───── DATA TO USE

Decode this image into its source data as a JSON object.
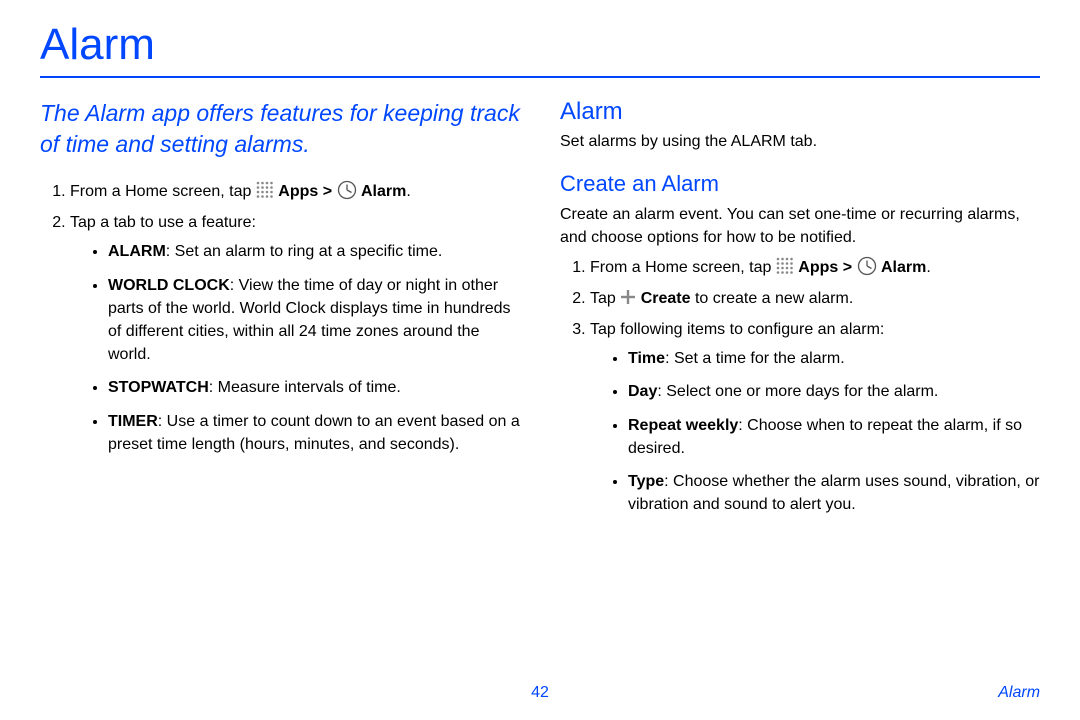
{
  "pageTitle": "Alarm",
  "intro": "The Alarm app offers features for keeping track of time and setting alarms.",
  "left": {
    "step1_a": "From a Home screen, tap ",
    "apps_label": "Apps",
    "gt": " > ",
    "alarm_label": "Alarm",
    "period": ".",
    "step2": "Tap a tab to use a feature:",
    "features": {
      "alarm_name": "ALARM",
      "alarm_desc": ": Set an alarm to ring at a specific time.",
      "world_name": "WORLD CLOCK",
      "world_desc": ": View the time of day or night in other parts of the world. World Clock displays time in hundreds of different cities, within all 24 time zones around the world.",
      "stopwatch_name": "STOPWATCH",
      "stopwatch_desc": ": Measure intervals of time.",
      "timer_name": "TIMER",
      "timer_desc": ": Use a timer to count down to an event based on a preset time length (hours, minutes, and seconds)."
    }
  },
  "right": {
    "heading": "Alarm",
    "heading_desc": "Set alarms by using the ALARM tab.",
    "sub_heading": "Create an Alarm",
    "sub_intro": "Create an alarm event. You can set one-time or recurring alarms, and choose options for how to be notified.",
    "step1_a": "From a Home screen, tap ",
    "apps_label": "Apps",
    "gt": " > ",
    "alarm_label": "Alarm",
    "period": ".",
    "step2_a": "Tap ",
    "create_label": "Create",
    "step2_b": " to create a new alarm.",
    "step3": "Tap following items to configure an alarm:",
    "opts": {
      "time_name": "Time",
      "time_desc": ": Set a time for the alarm.",
      "day_name": "Day",
      "day_desc": ": Select one or more days for the alarm.",
      "repeat_name": "Repeat weekly",
      "repeat_desc": ": Choose when to repeat the alarm, if so desired.",
      "type_name": "Type",
      "type_desc": ": Choose whether the alarm uses sound, vibration, or vibration and sound to alert you."
    }
  },
  "footer": {
    "pageNumber": "42",
    "section": "Alarm"
  }
}
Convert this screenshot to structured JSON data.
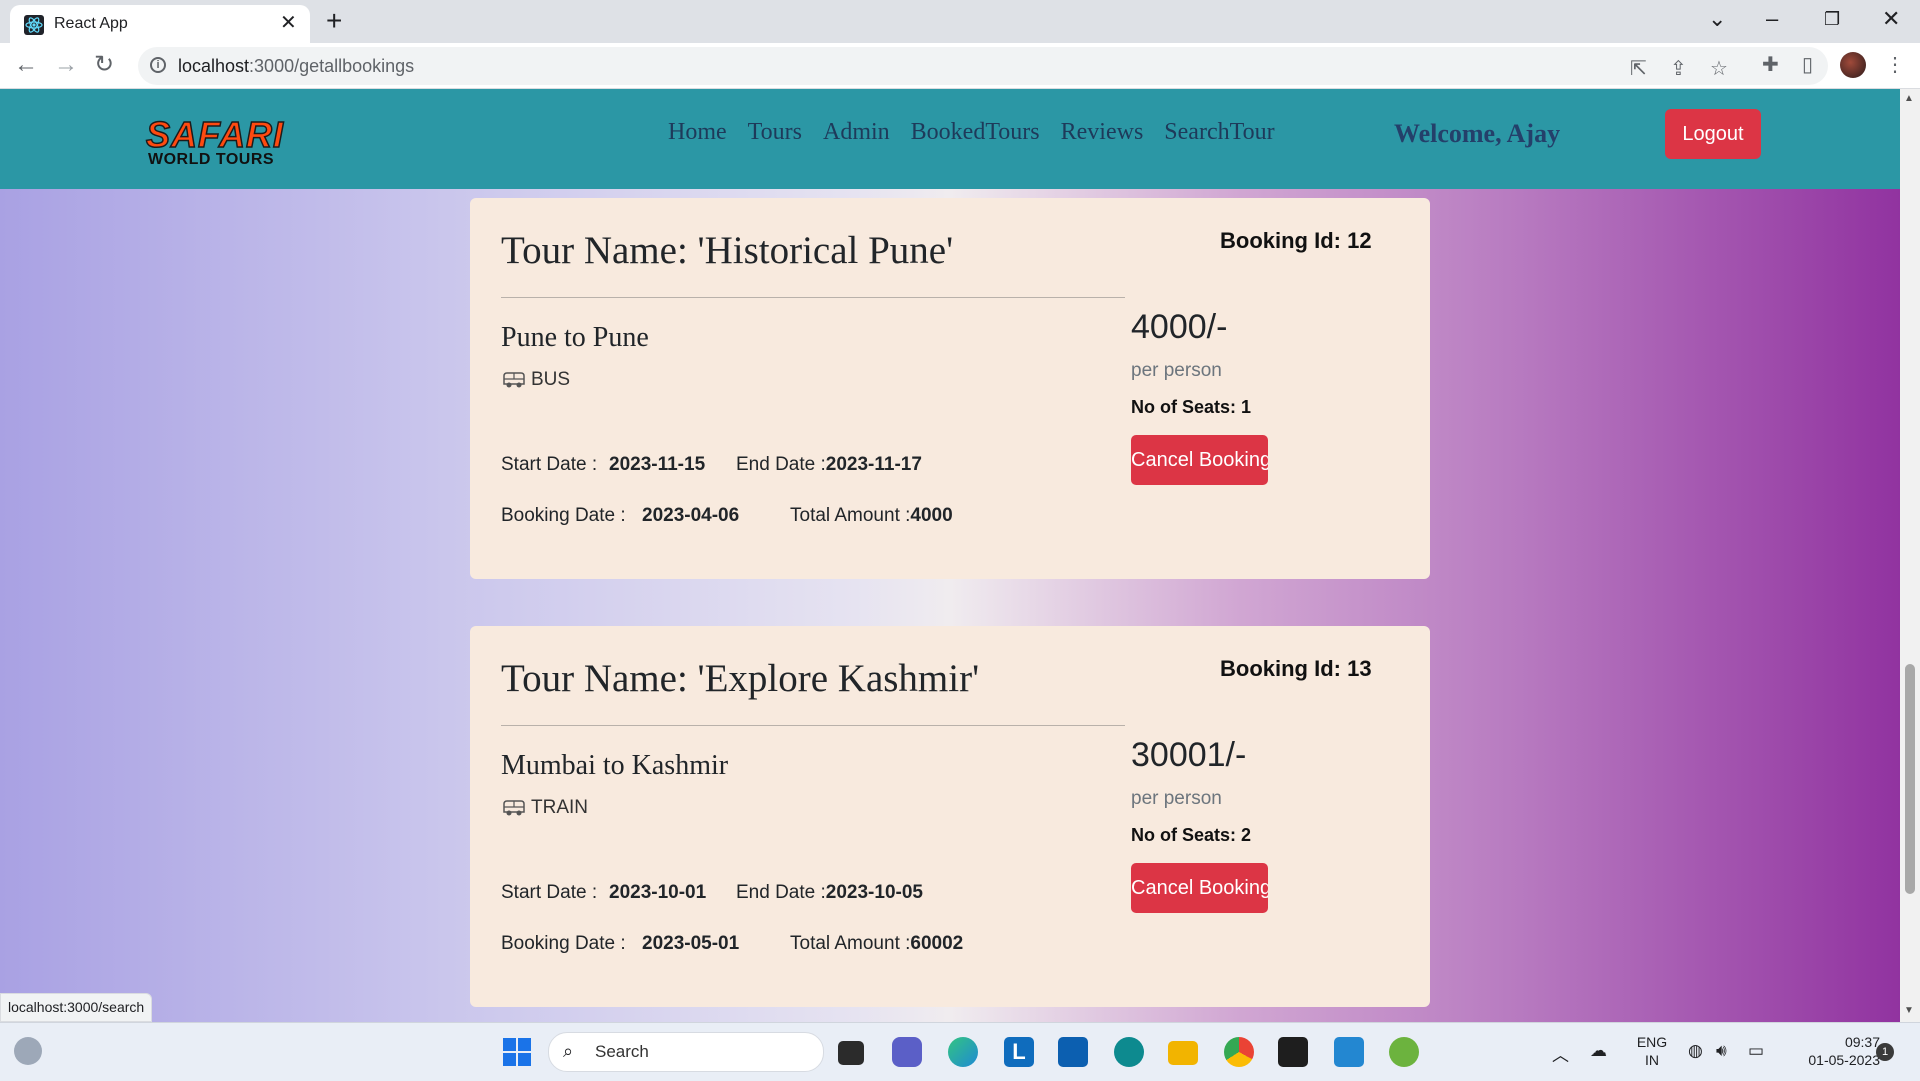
{
  "browser": {
    "tab_title": "React App",
    "url_host": "localhost",
    "url_path": ":3000/getallbookings",
    "status_url": "localhost:3000/search"
  },
  "navbar": {
    "logo_top": "SAFARI",
    "logo_bottom": "WORLD TOURS",
    "links": [
      "Home",
      "Tours",
      "Admin",
      "BookedTours",
      "Reviews",
      "SearchTour"
    ],
    "welcome": "Welcome, Ajay",
    "logout_label": "Logout",
    "bg_color": "#2b97a5"
  },
  "labels": {
    "start_date": "Start Date :",
    "end_date": "End Date :",
    "booking_date": "Booking Date :",
    "total_amount": "Total Amount :",
    "per_person": "per person",
    "cancel": "Cancel Booking"
  },
  "bookings": [
    {
      "tour_name": "Tour Name: 'Historical Pune'",
      "booking_id": "Booking Id: 12",
      "route": "Pune to Pune",
      "transport": "BUS",
      "start_date": "2023-11-15",
      "end_date": "2023-11-17",
      "booking_date": "2023-04-06",
      "total_amount": "4000",
      "price": "4000/-",
      "seats": "No of Seats: 1"
    },
    {
      "tour_name": "Tour Name: 'Explore Kashmir'",
      "booking_id": "Booking Id: 13",
      "route": "Mumbai to Kashmir",
      "transport": "TRAIN",
      "start_date": "2023-10-01",
      "end_date": "2023-10-05",
      "booking_date": "2023-05-01",
      "total_amount": "60002",
      "price": "30001/-",
      "seats": "No of Seats: 2"
    }
  ],
  "taskbar": {
    "search_label": "Search",
    "lang_top": "ENG",
    "lang_bottom": "IN",
    "time": "09:37",
    "date": "01-05-2023",
    "notification_count": "1"
  }
}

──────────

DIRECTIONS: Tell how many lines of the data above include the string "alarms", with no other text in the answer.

TASK OUTPUT: 3